It may help to start by considering angels in general. The original word means ‘messenger’ and can be used of human beings (eg Lk 7:24). However, it often applies to non-human spirits from heavenly realms who become visible in our realm at certain important moments (eg Lk 1:19). In doing so it appears they are actually existing in both domains (heaven and earth) at once. This is seen, for example, with the ‘Angel of the Lord’ in the OT whose link to the Lord in heaven is so close that to hear him speak is to hear the Lord (eg Ge 16:7-13). The same concept can also be seen in reverse in passages where an earthly entity has an angel in heaven, such as with the churches of Revelation 2 & 3 (see Re 1:16, 20; cf Ep 2:6). And though it’s beyond our minds to grasp what all that means, thinking about it widens our view of reality as we see that our lives are intertwined with an unseen and glorious realm (see Ge 28:12-17). This is a humbling thought. We can imagine our lives as so big and significant, but an awareness of how creation is actually far greater than our little existences, helps us to tone down our self-obsession.
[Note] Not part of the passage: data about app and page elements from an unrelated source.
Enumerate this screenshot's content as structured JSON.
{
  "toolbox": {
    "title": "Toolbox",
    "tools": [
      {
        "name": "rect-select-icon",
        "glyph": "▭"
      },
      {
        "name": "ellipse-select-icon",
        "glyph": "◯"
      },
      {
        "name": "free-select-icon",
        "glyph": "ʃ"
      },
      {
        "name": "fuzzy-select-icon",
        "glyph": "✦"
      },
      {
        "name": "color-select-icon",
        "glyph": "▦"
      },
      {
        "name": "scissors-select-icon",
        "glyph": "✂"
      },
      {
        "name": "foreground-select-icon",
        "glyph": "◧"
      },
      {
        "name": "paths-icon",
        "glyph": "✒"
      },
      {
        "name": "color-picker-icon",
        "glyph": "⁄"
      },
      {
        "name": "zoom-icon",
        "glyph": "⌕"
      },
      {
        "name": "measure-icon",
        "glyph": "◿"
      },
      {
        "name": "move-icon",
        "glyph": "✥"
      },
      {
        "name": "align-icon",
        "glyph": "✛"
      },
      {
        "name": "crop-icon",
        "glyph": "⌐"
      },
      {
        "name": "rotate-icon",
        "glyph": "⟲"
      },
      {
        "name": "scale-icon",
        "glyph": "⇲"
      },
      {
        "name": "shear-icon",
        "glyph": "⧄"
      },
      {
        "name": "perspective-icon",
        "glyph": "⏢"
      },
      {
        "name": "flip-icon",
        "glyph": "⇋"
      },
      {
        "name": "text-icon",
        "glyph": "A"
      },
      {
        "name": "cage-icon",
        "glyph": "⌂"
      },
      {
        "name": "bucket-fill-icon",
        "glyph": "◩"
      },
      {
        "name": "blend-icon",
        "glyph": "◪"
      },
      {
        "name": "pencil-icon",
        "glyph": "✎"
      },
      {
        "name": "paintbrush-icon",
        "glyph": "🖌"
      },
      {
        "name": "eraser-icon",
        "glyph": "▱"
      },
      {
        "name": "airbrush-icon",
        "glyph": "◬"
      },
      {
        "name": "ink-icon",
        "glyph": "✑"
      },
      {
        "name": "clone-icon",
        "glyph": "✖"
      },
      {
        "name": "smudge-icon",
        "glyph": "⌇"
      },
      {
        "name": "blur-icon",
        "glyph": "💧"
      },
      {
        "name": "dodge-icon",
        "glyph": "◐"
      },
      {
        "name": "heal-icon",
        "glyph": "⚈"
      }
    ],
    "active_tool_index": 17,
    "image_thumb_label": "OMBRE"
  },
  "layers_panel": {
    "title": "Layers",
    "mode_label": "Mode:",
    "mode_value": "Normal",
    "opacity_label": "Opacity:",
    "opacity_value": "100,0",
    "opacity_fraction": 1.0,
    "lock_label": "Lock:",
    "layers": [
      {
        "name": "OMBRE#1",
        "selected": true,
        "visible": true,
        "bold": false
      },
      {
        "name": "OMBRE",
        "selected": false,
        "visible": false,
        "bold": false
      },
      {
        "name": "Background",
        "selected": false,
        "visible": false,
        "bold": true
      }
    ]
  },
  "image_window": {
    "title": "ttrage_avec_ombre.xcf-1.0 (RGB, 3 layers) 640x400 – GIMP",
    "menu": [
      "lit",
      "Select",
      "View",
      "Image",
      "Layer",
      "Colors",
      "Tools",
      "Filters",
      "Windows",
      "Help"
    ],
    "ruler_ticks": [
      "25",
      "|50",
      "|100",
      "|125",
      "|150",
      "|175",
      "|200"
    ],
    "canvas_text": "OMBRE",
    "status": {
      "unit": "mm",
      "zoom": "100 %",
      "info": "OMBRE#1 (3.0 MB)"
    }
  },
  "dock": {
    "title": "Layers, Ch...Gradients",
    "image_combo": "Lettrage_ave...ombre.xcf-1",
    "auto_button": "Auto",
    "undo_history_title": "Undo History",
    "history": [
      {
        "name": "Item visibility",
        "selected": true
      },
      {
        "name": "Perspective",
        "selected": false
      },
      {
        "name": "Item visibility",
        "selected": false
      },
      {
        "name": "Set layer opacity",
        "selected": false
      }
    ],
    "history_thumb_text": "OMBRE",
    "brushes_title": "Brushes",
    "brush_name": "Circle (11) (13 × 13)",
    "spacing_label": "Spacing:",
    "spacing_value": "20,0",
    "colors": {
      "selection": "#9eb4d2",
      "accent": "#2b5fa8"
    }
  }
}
And once we have been humbled, we are then ready to receive gracious glory from God since he has granted to us the privilege of being served by the realm of spirits, as his adopted sons through Christ (He 1:14).
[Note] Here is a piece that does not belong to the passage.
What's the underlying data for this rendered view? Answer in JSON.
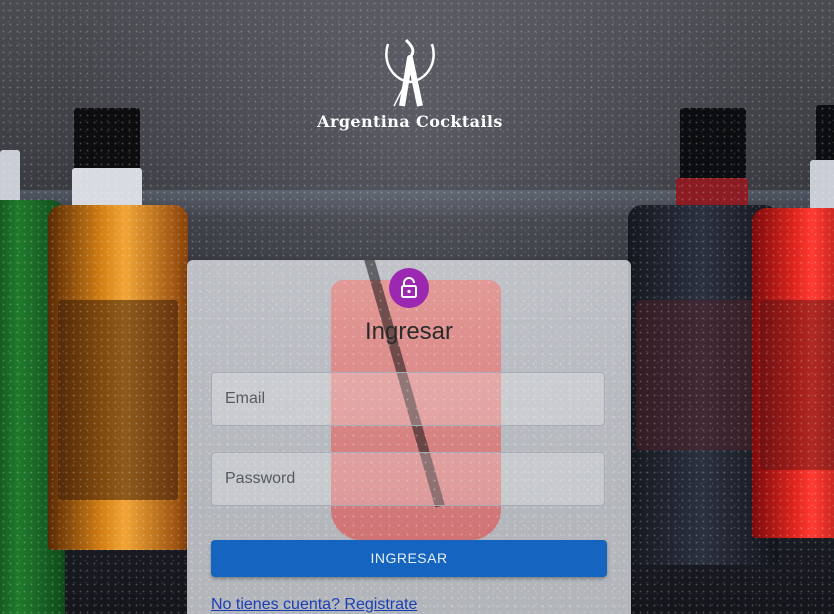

But what about the angels in Acts – what are their particular roles in the book? Well, angels only appear in select places and those moments emphasise the changing nature of old Israel. Some in Israel thought of angels and their place in the nation’s history as so significant. Maybe they saw angels as their protectors (Ps 91:11) and the Lord’s army (2Ki 6:15-17). Certainly they valued them highly, as can be heard in Stephen’s references to them in his speech (Ac 7:53) and in Hebrews where the writer, in order to discourage Christian Jews from apostatising, starts his writing by noting that Jesus is far greater than any angel (He 1). Angels were valued in old Israel. But in Acts Luke tells stories of the angels going over to the side of the Christians. They: break the apostles out of prison and send them to the temple (Ac 5:19,20); direct Philip to the Ethiopian Eunuch (Ac 8:26); tell Gentile Cornelius to get in touch with Peter (Ac 10:4,5); and, in our chapter, release Peter before sending him away and bringing Herod to a sorry end. The conduct of the angels of Acts shows where God’s allegiances now lie. To Luke’s Jewish readers that acted as a warning to them about losing God (cf Ac 28:25-28). To Luke’s Christian readers that brings peace, knowing that they were (and we are) surrounded by armies of unimaginable power.
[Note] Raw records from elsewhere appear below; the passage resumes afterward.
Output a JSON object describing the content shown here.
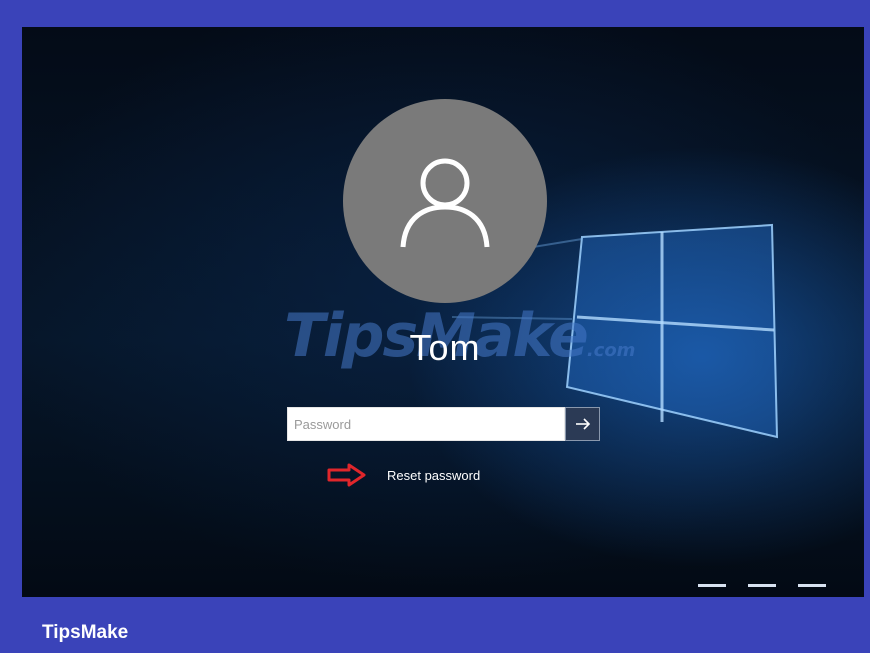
{
  "lock_screen": {
    "user_name": "Tom",
    "password_placeholder": "Password",
    "submit_icon": "arrow-right-icon",
    "reset_password_label": "Reset password",
    "annotation_icon": "red-outline-arrow-icon",
    "avatar_icon": "user-icon"
  },
  "watermark": {
    "text": "TipsMake",
    "suffix": ".com"
  },
  "footer": {
    "brand": "TipsMake"
  },
  "colors": {
    "frame_border": "#3a43b9",
    "avatar_bg": "#7a7a7a",
    "annotation_red": "#e0262b",
    "submit_bg": "#2b3a55"
  }
}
These thoughts link in with our verses. It was an angel who showed up Herod as feeble by freeing Peter and walking him out of the prison (v11). From there, Peter now makes his way to the house of Mary (v12), the mother of John Mark and a relative of Barnabus (Co 4:10). The house seems a large one and is hosting a prayer meeting. But when Peter calls at the gate, an amusing incident follows. The slave girl checking the gate (v13) recognises Peter’s voice but in her joy flees back inside without letting him in (v14)! The believers, however, do not accept her report, thinking either she is mad or has seen Peter’s ‘angel’ (v15), ie God has enabled Peter’s heavenly presence to appear whilst he himself is still in prison. But Peter is no angel! So he keeps knocking and, at last, they admit him and are stunned, as he recounts his thrilling tale about a real angel (v17).
But then Peter leaves the city (possibly for Rome). The church will now be pastored by James, Jesus’ brother. The time of the apostles is fading; their work lies elsewhere. And with their, and the angels’, departure, Jerusalem moves closer to the doom Jesus predicted for her (Lk 23:26-31). So it’s a bittersweet moment. An amazing rescue has taken place. But a city is dying. She has rejected Messiah & lost life. However, the heavenly Jerusalem will replace her (He 12:22-24).